Secret flights into Poland and the torture there of two men by the US Secret Intelligence Agency (CIA) have been condemned on Thursday by the European Court of Human Rights. It found that the CIA had made special security arrangements with Poland to disguise aircraft movement and that Poland had failed to prevent the CIA from ill-treating and torturing the men.
The phone hacking verdicts, the conflict in Iraq and Luis Suarez biting a defender's shoulder and the Queen's visit to Northern Ireland are among the topics discussed in this week's programme. Joining VoR's Brendan Cole are the former Kremlin adviser Alexander Nekrassov and executive editor of Breitbart.com, James Delingpole.
David Cameron faces a tough task later this week, attempting to persuade European Union leaders to block their favoured candidate for the EU presidency. And the scale of the task awaiting him has been underlined by leaked tapes, in which Radoslaw Sikorski, Poland’s foreign minister, said the prime minister was guilty of "incompetence in European affairs”. Juliet Spare reports.

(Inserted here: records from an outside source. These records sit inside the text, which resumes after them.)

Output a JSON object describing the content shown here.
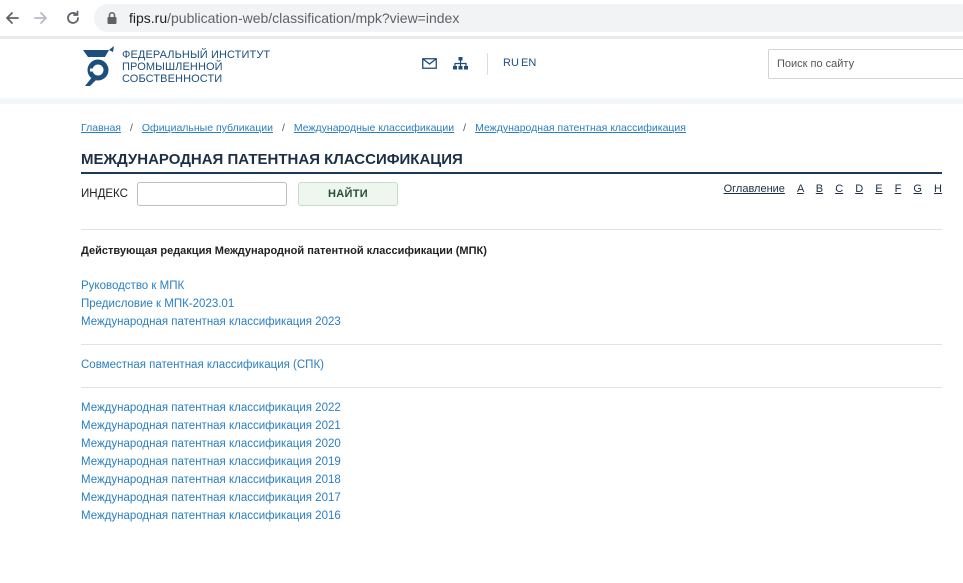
{
  "browser": {
    "url_host": "fips.ru",
    "url_path": "/publication-web/classification/mpk?view=index"
  },
  "header": {
    "logo_lines": [
      "ФЕДЕРАЛЬНЫЙ ИНСТИТУТ",
      "ПРОМЫШЛЕННОЙ",
      "СОБСТВЕННОСТИ"
    ],
    "lang_ru": "RU",
    "lang_en": "EN",
    "search_placeholder": "Поиск по сайту",
    "brand_color": "#1d4f7d"
  },
  "breadcrumb": [
    "Главная",
    "Официальные публикации",
    "Международные классификации",
    "Международная патентная классификация"
  ],
  "breadcrumb_sep": "/",
  "page_title": "МЕЖДУНАРОДНАЯ ПАТЕНТНАЯ КЛАССИФИКАЦИЯ",
  "index_form": {
    "label": "ИНДЕКС",
    "value": "",
    "button": "НАЙТИ"
  },
  "toc": {
    "label": "Оглавление",
    "letters": [
      "A",
      "B",
      "C",
      "D",
      "E",
      "F",
      "G",
      "H"
    ]
  },
  "current_section": {
    "heading": "Действующая редакция Международной патентной классификации (МПК)",
    "links": [
      "Руководство к МПК",
      "Предисловие к МПК-2023.01",
      "Международная патентная классификация 2023"
    ]
  },
  "spk_link": "Совместная патентная классификация (СПК)",
  "archive_links": [
    "Международная патентная классификация 2022",
    "Международная патентная классификация 2021",
    "Международная патентная классификация 2020",
    "Международная патентная классификация 2019",
    "Международная патентная классификация 2018",
    "Международная патентная классификация 2017",
    "Международная патентная классификация 2016"
  ]
}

US President Barak Obama has emphasised his country’s military support for Eastern European members of the NATO alliance. Speaking in the Polish capital, Warsaw, Mr. Obama also said the US would stand by Ukraine’s current leaders. His comments come the day after he announced plans to spend up to a billion dollars on new help for the armed forces of NATO members bordering Russia. That’s already been criticised by Russian officials, with Vitaly Churkin, Russia’s ambassador to the UN, saying it was a “detrimental” policy. Hywel Davies reports.
Prince Charles's comparison of Vladimir Putin with Nazi leader Adolf Hitler triggered a diplomatic row when Moscow criticised the heir to the British throne for what it said was an outrageous attempt to sully Russia's reputation over Ukraine. The Voice of Russia's bureau chief Dmitry Linnik has been himself besieged by British media wanting to know what Russia's reaction to the incident is. He spoke to Tim Ecott.
According to a tweet from the Polish Minister of Foreign Affairs Radek Sikorski, ‘If Britain gets our taxpayers, shouldn't it also pay their benefits? Why should Polish taxpayers subsidize British taxpayers' children?’ His message was a response to a suggestion by Prime Minister David Cameron that EU treaties should be rewritten to prevent EU migrants working in Britain claiming child benefit for children living outside the country. VoR's Juliet Spare reports.